Week 6 -- Electronics Design

This week...

This week we have been assigned to tweak the design of the Hello-World board by adding an input and an output.  We will then use this board to learn how to program in week 8. 

To do this we need to learn the following:

  1. How to use the Eagle PCB Design Software.  This software allows us to create and mill printed circuit boards (PCB).   We will use this to add components and recreate the trace routes on the board.
  2. How to take the output Eagle file and use Gimp (or another paint program) to prepare a cut file for the board.
  3. How to use the Fab Modules, and a little bit of Linux command line and Ubuntu, to create the path files to mill the traces.
  4. Send the path file from the Fab Module to the Modela milling machine to machine a blank copper board.
  5. Once we get the board it is time to load it up and solder in the surface mount components.

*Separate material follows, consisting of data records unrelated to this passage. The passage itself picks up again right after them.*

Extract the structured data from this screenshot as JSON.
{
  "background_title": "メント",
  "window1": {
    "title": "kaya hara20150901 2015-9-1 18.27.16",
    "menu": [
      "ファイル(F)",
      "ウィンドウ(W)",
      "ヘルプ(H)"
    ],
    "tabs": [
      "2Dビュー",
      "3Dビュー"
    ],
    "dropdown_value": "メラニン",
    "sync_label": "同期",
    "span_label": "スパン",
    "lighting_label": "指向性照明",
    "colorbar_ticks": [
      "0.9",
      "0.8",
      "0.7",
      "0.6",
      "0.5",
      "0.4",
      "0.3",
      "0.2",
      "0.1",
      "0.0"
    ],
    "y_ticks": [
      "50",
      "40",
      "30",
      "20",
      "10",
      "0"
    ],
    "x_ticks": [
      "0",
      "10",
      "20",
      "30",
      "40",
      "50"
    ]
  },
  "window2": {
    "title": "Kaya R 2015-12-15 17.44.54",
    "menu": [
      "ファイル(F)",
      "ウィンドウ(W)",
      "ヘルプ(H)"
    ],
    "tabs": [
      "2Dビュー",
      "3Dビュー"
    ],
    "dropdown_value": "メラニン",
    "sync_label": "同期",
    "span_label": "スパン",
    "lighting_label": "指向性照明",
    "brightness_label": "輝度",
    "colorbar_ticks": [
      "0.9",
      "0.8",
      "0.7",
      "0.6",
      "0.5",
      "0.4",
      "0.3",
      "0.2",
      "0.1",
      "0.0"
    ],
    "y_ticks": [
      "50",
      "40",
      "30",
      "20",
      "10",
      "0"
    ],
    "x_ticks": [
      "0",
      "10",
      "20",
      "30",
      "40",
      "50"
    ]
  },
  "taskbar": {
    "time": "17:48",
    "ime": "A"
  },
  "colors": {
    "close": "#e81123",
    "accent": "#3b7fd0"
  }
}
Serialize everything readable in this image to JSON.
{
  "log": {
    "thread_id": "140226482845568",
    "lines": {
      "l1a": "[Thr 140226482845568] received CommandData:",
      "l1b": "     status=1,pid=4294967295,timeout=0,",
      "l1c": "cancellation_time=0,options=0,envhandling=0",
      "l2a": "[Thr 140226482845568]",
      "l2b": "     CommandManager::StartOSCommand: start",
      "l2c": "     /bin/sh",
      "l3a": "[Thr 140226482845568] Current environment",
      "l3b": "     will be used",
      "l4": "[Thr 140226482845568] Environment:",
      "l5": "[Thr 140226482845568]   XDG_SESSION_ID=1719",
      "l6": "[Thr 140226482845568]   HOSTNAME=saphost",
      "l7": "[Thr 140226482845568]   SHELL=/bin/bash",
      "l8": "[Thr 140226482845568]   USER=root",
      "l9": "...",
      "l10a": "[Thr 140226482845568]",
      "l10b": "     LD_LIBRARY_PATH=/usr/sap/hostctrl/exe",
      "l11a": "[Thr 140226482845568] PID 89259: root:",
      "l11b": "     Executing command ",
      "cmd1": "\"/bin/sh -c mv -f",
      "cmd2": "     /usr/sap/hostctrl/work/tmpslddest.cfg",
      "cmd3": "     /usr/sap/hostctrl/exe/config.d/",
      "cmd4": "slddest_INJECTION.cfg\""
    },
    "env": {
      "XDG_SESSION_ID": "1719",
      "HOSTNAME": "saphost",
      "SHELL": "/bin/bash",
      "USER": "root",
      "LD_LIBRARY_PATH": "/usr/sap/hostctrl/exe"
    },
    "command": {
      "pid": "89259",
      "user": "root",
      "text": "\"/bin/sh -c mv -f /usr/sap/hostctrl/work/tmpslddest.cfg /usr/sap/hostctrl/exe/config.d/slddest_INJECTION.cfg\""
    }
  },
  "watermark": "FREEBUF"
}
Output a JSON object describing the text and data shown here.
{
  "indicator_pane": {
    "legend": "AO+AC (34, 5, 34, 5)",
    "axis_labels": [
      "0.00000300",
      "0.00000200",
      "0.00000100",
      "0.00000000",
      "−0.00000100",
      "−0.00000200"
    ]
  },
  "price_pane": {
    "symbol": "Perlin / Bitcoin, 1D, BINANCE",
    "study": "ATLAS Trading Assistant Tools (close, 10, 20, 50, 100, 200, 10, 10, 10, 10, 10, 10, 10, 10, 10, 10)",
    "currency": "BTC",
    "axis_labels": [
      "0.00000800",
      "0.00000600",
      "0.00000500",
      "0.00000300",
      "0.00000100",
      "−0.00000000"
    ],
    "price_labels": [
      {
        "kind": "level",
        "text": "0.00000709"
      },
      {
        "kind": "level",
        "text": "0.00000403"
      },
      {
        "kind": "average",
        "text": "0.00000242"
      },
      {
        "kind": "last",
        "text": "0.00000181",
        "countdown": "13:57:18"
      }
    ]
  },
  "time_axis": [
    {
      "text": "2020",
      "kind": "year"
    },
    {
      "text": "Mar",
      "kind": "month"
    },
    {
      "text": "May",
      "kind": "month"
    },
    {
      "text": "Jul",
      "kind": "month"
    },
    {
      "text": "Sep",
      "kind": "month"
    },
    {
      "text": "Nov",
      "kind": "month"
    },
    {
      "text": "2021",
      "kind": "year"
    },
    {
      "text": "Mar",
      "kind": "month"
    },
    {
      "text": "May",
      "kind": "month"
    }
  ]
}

My learning begins...

The Eagle software has a straightforward GUI and for me is intuitive.  The interface updates two different displays: schematic and board layout.  The schematic view is an easier to design interface since you can label and do virtual connections.  Each electrical connection that needs to be made from one point to another will need to have a physical path to follow on the board which is displayed in the boad layout view.  The board layout is what gets milled on the Modela.

I decided to keep things simple since this is my first exposure to all of these tools.  I added a button (input) and an LED (output).  Here is my final schematic followed by the board layout: 

After starting the soldering, we realized we do not have the correct resonator and have ordered the part: ECS-CR2-20.00-B-TR.  Available at Digikey here. When this part arrives we will add it to our board and I will upload a picture of the finished board.  Below you will find my raw step-by-step for taking the file to the Fab Module and milling with the Modela.  Below tha are some pictures of failure and an attempt to hand mill.  While I did get a workable "Frankenstein" board, I decided to remill the board.  The first time around we did not invert the cut file to have it properly cut the board.

My raw step-by-step…

Some pictures of the milling (failed version)…

Update 3/28/2014

The order of resonators arrived and the board is now complete and ready for programming in week 8.  I will put a picture here of the completed board soon.  The resonators showed up and here is the completed board.  I need to adjust the title of the board done in Eagle which ws too fine to come out properly.  I will adjust in

What I learned: 

Programming with the FABisp took me well over 75 attempts and it ended up being the computer I was using and a problem with USB 3.0 apparently.  When I installed all the tools for the third time on an older Mac things worked the first time.  I had also assumed that the green wire was ground when connecting as in houses, but it is infact the black wire.  I knew this, but overlooked it in my repeated connections.

What I would do differently:

I arranged things manually in Eagle and created a name plate on the bottom.  As you can see, it did not come out and needs to be done in thicker lines manually using Gimp or another paint program.  I also don't like the extra copper all over the place, but it saves time to not have to remove it.  I like thicker traces and easier to see connections.

© m.t.pearson 2014